Hybrid and Electric Types of Powertrain

Electric and Hybrid Powertrains

A battery electric vehicle runs entirely on electric energy, typically a large electric motor/generator and a large battery pack. Based on the number of battery packs, converters, and generators, there can be many variations on the basic design. A hybrid electric vehicle relies on two power sources, an internal combustion gas engine and an battery with an electric generator. Combined gas and electric power improve fuel efficiency and emit less carbon dioxide compared to conventional cars, saving money at the pump and reducing the carbon footprint.

A mild hybrid is the least electrified, a conventional internal-combustion car with an oversized starter motor that can double as a generator and an oversized battery that powers the motor/generator, which can recharge it. The gas engine must be always on while the vehicle moves; however, the electric generator can idle with the engine off when the vehicle stops. The electric generator can assist the engine at high loads to improve vehicle performance.

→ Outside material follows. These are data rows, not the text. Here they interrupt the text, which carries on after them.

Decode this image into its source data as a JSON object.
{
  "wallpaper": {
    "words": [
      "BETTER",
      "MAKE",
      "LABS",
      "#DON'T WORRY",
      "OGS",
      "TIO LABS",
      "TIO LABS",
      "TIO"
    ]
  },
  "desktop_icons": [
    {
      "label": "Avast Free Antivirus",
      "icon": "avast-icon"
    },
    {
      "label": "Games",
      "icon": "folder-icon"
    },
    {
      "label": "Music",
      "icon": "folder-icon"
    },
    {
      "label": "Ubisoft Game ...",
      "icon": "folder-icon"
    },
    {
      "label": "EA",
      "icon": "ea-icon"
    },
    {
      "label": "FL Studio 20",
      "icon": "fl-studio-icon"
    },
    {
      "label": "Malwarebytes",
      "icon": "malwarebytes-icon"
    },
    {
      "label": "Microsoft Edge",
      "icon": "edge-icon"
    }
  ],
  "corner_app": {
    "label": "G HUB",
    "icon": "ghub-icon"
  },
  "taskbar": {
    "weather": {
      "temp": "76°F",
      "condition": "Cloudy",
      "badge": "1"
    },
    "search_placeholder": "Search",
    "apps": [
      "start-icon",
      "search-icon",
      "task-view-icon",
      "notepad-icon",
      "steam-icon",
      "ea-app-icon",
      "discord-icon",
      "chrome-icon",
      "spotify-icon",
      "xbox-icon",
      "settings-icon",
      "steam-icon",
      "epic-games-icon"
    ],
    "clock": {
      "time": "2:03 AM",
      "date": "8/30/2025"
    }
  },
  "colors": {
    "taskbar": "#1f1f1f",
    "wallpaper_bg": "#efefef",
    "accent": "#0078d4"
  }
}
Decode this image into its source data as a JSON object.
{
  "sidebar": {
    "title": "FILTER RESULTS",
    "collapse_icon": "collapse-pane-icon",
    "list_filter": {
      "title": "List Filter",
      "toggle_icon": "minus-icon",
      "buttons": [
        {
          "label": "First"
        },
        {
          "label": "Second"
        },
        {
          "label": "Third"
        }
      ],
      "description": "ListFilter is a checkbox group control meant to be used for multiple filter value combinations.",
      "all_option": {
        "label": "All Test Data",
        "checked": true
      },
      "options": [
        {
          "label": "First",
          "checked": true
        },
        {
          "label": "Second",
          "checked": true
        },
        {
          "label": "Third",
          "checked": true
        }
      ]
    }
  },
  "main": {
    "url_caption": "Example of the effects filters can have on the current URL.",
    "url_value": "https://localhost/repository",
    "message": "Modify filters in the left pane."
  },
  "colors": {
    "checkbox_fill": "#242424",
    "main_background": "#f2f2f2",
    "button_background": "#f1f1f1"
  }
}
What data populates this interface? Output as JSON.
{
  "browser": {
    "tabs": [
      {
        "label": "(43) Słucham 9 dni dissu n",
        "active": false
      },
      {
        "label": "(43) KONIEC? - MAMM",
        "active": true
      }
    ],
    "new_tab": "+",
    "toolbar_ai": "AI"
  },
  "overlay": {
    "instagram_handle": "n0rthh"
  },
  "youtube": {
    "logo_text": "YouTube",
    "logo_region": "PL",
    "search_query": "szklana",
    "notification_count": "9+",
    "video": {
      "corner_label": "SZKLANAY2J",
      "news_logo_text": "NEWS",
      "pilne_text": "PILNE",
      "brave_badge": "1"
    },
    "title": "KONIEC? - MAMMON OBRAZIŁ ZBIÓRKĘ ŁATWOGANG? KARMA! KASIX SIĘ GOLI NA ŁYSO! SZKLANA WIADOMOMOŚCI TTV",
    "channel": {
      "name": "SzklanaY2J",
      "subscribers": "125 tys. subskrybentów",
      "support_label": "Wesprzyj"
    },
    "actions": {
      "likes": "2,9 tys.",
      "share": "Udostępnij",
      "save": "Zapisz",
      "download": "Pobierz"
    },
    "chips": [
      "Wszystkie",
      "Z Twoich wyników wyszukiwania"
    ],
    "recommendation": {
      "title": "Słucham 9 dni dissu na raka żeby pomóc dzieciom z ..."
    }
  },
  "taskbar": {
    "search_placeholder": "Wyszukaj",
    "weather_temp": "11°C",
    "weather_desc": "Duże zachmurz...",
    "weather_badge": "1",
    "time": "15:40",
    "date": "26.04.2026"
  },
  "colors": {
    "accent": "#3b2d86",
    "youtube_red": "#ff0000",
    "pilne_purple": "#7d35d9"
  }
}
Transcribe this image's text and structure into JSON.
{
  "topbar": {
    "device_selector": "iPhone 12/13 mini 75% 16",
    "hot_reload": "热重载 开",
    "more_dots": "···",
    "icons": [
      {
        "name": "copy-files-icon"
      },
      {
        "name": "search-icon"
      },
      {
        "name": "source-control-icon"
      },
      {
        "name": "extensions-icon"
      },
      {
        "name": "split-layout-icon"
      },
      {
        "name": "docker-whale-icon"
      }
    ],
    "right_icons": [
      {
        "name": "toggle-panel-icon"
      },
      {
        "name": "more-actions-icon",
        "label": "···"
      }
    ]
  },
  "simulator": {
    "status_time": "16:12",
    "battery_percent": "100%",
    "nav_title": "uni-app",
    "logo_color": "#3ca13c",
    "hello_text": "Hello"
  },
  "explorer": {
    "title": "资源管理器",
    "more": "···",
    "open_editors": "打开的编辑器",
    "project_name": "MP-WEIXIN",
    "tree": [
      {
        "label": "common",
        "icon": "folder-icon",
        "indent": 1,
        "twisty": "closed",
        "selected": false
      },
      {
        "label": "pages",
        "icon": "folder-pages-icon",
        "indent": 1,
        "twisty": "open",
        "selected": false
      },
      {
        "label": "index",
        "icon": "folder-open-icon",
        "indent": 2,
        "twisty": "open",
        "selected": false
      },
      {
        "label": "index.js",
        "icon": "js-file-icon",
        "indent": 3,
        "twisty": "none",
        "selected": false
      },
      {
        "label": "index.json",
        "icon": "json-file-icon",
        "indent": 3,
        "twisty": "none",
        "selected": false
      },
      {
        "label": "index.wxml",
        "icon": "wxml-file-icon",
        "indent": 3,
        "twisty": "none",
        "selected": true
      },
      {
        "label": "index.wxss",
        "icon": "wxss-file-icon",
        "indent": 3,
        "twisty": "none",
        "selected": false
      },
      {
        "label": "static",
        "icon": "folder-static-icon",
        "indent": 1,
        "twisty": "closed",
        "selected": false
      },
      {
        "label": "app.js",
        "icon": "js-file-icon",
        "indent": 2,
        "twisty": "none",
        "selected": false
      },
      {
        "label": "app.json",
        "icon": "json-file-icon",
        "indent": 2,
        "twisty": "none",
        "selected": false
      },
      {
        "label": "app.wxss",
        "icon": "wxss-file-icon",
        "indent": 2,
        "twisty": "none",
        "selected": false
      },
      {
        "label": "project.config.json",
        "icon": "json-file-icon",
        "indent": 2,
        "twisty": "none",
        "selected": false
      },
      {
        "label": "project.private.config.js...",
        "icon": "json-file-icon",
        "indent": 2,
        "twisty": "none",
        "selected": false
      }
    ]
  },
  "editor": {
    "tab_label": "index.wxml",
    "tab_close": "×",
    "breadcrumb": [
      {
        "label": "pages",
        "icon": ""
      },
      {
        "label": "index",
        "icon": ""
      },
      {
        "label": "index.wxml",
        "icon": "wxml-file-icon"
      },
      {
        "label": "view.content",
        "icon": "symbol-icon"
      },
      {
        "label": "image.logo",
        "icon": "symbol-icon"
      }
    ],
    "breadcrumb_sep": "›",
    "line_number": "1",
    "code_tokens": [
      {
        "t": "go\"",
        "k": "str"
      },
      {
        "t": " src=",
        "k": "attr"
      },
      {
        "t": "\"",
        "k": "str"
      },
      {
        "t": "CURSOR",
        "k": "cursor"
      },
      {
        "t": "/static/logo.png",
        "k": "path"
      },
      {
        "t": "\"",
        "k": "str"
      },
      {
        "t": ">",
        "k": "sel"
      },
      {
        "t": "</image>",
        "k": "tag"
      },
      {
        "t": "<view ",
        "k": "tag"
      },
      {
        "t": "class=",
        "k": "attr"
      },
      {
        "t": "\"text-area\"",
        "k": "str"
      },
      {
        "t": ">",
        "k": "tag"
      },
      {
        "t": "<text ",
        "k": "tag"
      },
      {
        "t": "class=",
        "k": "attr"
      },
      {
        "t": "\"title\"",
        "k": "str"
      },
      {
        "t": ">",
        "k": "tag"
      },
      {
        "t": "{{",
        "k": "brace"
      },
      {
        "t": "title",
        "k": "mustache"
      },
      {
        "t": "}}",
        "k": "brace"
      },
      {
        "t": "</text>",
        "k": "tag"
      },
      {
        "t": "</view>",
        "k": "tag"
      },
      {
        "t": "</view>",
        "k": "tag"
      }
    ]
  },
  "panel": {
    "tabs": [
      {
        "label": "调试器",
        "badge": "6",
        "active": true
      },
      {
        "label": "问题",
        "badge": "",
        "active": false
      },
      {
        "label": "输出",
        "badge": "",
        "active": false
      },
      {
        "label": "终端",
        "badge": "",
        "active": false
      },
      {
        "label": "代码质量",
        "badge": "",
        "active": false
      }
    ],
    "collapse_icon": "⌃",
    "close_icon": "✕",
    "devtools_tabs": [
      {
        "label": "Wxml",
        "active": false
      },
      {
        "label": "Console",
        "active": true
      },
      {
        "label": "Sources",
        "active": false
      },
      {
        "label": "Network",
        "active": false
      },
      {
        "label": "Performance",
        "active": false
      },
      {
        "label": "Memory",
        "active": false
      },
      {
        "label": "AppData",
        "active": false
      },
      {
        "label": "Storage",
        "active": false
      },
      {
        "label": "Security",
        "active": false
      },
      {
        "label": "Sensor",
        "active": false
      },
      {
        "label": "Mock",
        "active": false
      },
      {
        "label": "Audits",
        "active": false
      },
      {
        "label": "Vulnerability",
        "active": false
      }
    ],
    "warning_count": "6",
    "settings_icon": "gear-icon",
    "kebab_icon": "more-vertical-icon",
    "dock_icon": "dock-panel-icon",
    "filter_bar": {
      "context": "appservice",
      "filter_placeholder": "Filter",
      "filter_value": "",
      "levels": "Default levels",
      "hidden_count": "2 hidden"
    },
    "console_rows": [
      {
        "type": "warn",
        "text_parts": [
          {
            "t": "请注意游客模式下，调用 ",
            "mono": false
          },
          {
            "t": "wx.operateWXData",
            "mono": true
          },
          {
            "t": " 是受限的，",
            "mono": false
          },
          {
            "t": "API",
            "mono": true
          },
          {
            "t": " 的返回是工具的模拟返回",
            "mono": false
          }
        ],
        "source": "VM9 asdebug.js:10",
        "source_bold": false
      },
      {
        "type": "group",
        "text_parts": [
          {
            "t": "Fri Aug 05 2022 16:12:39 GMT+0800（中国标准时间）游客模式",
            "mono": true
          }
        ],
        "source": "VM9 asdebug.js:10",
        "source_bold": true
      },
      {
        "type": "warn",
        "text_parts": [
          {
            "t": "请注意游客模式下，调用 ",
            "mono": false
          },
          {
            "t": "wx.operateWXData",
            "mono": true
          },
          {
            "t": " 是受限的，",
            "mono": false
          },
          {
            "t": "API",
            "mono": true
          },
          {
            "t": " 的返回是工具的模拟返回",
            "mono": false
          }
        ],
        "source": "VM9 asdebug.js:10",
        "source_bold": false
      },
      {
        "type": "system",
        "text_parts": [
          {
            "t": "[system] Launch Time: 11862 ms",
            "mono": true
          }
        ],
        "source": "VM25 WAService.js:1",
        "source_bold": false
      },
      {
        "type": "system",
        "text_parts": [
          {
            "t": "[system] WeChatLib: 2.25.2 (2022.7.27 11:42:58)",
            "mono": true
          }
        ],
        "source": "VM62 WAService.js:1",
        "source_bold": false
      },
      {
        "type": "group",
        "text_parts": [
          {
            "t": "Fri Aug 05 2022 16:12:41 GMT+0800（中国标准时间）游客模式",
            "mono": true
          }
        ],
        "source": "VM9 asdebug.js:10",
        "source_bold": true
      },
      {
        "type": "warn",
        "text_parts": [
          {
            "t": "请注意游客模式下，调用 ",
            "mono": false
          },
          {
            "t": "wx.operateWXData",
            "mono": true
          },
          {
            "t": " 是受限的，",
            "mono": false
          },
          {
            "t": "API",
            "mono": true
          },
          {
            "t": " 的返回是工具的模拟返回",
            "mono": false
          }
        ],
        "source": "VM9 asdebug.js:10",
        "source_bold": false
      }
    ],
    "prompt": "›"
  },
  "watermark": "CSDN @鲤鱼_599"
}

A power-split hybrid, a two-mode vehicle with hybrid synergy drive, perhaps the most popular hybrid electric system in use today, allows propulsion on gas alone, battery alone, or a combination. The car has a large battery charged by the gasoline engine, ideal for commuters often in stop-and-go traffic as the power-split hybrid can run solely on electric power at low speeds with greatly improved fuel efficiency.

In a series hybrid there is a single path to power the vehicle from two energy sources. The fuel tank feeds a gas engine that charges the battery that sends electrical energy to the electric generator that drives the wheels. The electric generator also recharges the battery during deceleration and braking. This power train runs entirely on an electric generator but has a gas engine to recharge the battery as needed. Series hybrids are unique in that they can be charged from any electrical outlet as well as by the gas engine. As most of these vehicles have a range of less than 100 miles on battery power alone, they are better for daily commuting than for long-distance driving.

The parallel hybrid combines gas and electric energy simultaneously. There are parallel paths to power the vehicle from the engine and from the electric generator, allowing either or both to drive the wheels. Control of a parallel is more complex than that for a series hybrid because of the need to couple the electric generator and engine to maintain performance. The electric generator assists acceleration and allows the gas engine to shut down when the car coasts, brakes, or stops. Parallel hybrid electric vehicles use regenerative braking to capture energy from application of brakes. This power train improves both city and highway fuel efficiency driving as the electric generator constantly assists the gas engine. Parallel hybrids can operate in engine-only traction, electric-only traction, hybrid- traction, regenerative-braking, and battery-charging modes.

A series-parallel hybrid has both series and parallel energy paths. Variations on this configuration can be complex or simple depending on the number of electric generators and their mode of use. Series-parallel hybrids can operate in engine-only traction, electric-only traction, hybrid-traction, engine-traction and battery-charging, regenerative-braking, and hybrid battery-charging modes.